RESPECT FOR GOVERNMENT: Even though it was known God had rejected Saul and chosen David as king, God’s people did not take matters into their own hands by ousting Saul. According to modern Christianity, the people had every right to rise up and get rid of Saul when he rebelled against God by refusing to step down. But even adulterers and murderers like David knew better than to mess with seated authority. Therefore, even when urged to avail himself of a good opportunity to kill Saul, and even when told it was the “Christian” thing to do (1 Sa 24:4), David refused to touch the authority that God, in His infinite wisdom, allowed to rebelliously remain on the throne (1 Sa 24:6,7). Notice David’s respect for froward authority is very similar to Michael the archangel’s behavior toward King Satan (Jude 9). Michael was on a mission from God and was being interfered with by the Devil, and Michael still wouldn’t dare to be presumptuous by bad-mouthing evil dignities because they are the Lord’s anointed (2 Pe 2:10-12). David’s refusal to fight his evil king is such an important lesson that God gave us a second incident to support the first so we’d be sure to incorporate the principle into our lives: 1 Sa 26:7-11.
God decided to make it absolutely clear to us just how far this respect for authority stuff goes: When Saul was wounded in battle he asked his armourbearer to kill him, but because the armourbearer was afraid to touch the Lord’s anointed, Saul committed suicide (1 Sa 31:3-6). Later a young man, hoping to gain favor with the new king, David, invented a story about how he killed Saul (2 Sa 1:5-10). Imagine his surprise when David and his comrades reacted by fasting, ripping their clothes, mourning, and weeping.
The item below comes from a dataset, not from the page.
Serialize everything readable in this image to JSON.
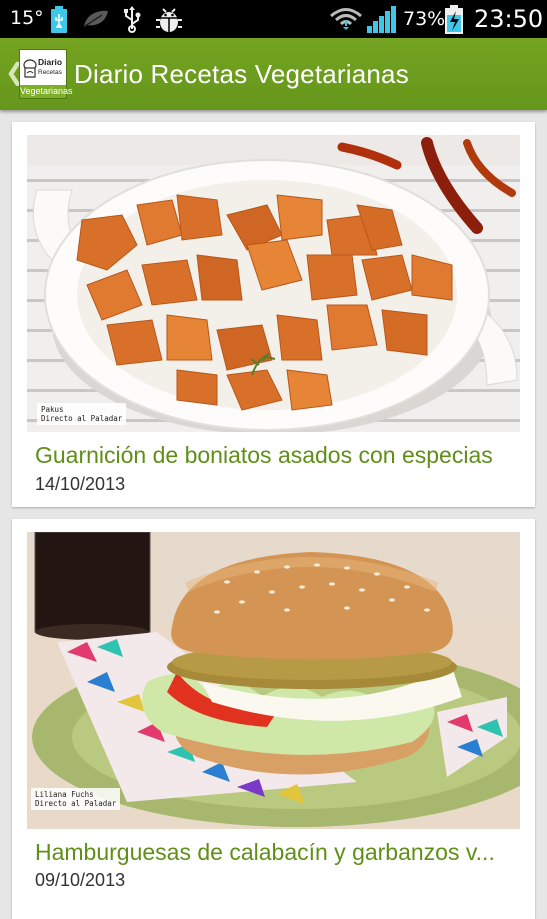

And then his shock when David coldly asked him why he wasn’t afraid to touch the Lord’s authority (2 Sa 1:14). And then his horror when David ordered one of his soldiers to execute him (v.15). Since the young man was a liar it is likely he was also weak and cowardly. Therefore he immediately admitted he’d invented the story, confessed that he had merely witnessed from a distance Saul’s demise (1 Sa 31), and thought he might impress David if he claimed to be the one who killed Saul. But David knew regicide is so evil a concept that people who merely advocate or support it are worthy of death. Therefore, it didn’t matter if the young man actually killed Saul or if he lied about it because the evil ideology that says killing a king is permissible still resided within the man’s breast. So David answered the young man’s hasty confession by saying, “You’ve caused your own death, son, because when you lied about killing the king, your own words revealed that you believe in regicide” (2 Sa 1:16).